Studies show that physical activity can help alleviate mental stress. So make sure your child gets a daily dose of exercise, even if it's just skate scooting or playing catch in the void deck. Or let her put on her favourite song and dance!
7. GET SUFFICIENT SLEEP
An adult needs eight hours of sleep on the average, but a child may need more. Most kids in the afternoon, but this can disrupt normal sleeping patterns. If your child must nap, make it the evening, don't send her straight to bed as she'll have trouble going to sleep. Let her unwind with a bedtime ritual of quiet reading or praying. End the day pleasantly, not with a nagging session!
8. EAT WELL
You may feel like you have no time to cook but eating out is so much less nutritious. Now is the time to try those time-saving meal ideas and to ensure your child eats well. Brain work is a lot more energy sapping than it looks, so stock up on nutritious snacks like rice cakes and seaweed. Kids tend to fall ill around exam time, so vitamin C supplements and echinacea may be a good idea. Time-tested soothers like barley water and Brand's Essence of Chicken are great comfort foods and may actually help improve concentration.

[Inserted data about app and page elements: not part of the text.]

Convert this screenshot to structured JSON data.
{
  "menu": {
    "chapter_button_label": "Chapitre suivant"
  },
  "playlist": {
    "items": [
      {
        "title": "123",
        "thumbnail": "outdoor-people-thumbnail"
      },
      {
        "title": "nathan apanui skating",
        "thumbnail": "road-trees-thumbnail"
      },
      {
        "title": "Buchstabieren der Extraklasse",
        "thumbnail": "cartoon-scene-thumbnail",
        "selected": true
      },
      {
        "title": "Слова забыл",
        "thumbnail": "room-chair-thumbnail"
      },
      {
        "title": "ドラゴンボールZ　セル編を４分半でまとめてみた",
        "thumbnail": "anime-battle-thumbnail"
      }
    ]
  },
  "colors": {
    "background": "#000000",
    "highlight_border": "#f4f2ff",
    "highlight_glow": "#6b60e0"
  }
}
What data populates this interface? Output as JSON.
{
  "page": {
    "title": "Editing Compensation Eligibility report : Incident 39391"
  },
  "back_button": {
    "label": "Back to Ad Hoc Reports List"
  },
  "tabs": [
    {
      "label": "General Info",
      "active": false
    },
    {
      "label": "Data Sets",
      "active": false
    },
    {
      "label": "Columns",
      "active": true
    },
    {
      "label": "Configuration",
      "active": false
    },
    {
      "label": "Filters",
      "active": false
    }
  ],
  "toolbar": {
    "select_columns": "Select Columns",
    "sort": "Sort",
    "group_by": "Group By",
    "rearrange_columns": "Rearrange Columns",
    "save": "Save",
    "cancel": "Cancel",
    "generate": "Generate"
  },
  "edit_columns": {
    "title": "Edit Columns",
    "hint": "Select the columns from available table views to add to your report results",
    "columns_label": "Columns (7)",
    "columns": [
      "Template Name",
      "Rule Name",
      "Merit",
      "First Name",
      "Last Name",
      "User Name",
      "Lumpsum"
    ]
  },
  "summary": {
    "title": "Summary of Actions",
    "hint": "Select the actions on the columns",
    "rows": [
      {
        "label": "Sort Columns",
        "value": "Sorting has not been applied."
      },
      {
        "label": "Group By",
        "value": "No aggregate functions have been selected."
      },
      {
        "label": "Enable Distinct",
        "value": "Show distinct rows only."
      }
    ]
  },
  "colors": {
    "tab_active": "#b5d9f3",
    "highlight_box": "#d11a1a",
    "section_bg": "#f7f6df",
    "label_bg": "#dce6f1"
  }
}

Notice how conversations with your child tend to revolve around her school work? Make it a point to talk about other stuff too. Let her gripe about her teachers and friends, share her jokes, discuss her toys and games. Stay in touch, so she knows you're on her side when the going gets rough.
10. BE POSITIVE
Stop trying to get her to think about the future and the consequences of failing. She's still a kid after all. Tell her to do her best - which is all she can really do - and be satisfied with that. A newspaper survey found that the top worry of Singapore kids is failing tests or exams, so don't bug her with more worries. Get her to think happy thoughts instead, like the reward she'd get or how relieved she'd feel at the end of the exam. If your child normally scores about 70, and one day gets 80, celebrate scores with her, even if you know she's capable of 90 or 100. And stop reviewing the paper that has been done. She can't change what she has written!
How Clean is Too Clean?
The "hygiene hypothesis" is a proposed explanation for why allergies and asthma are now epidemic, especially in developed countries. The hypothesis holds that children who grow up in crowded and dirtier environments are less likely to develop these ailments than youngsters raised in cleaner, more protected environments. The idea is that the developing immune systems of less privileged kids are exposed to lots of germs from an early age and so become stronger and more protective of health.
Eventually, researchers found support for the hygiene hypothesis from a laboratory study. They exposed mice to the bacterium Mycoplasma pneumoniae and then made the animals allergic to an egg protein. Two weeks later when the animals were re-exposed to the egg protein, their allergic response was not as strong as it was among mice made allergic to egg protein without prior exposure to the bacterium. Results of the study were published in the March 2003 issue of Infection and Immunity.
Despite this intriguing evidence, we need a lot more proof from human studies before the hygiene hypothesis makes the leap from theory to fact, and I wouldn't worry about a home being "too clean."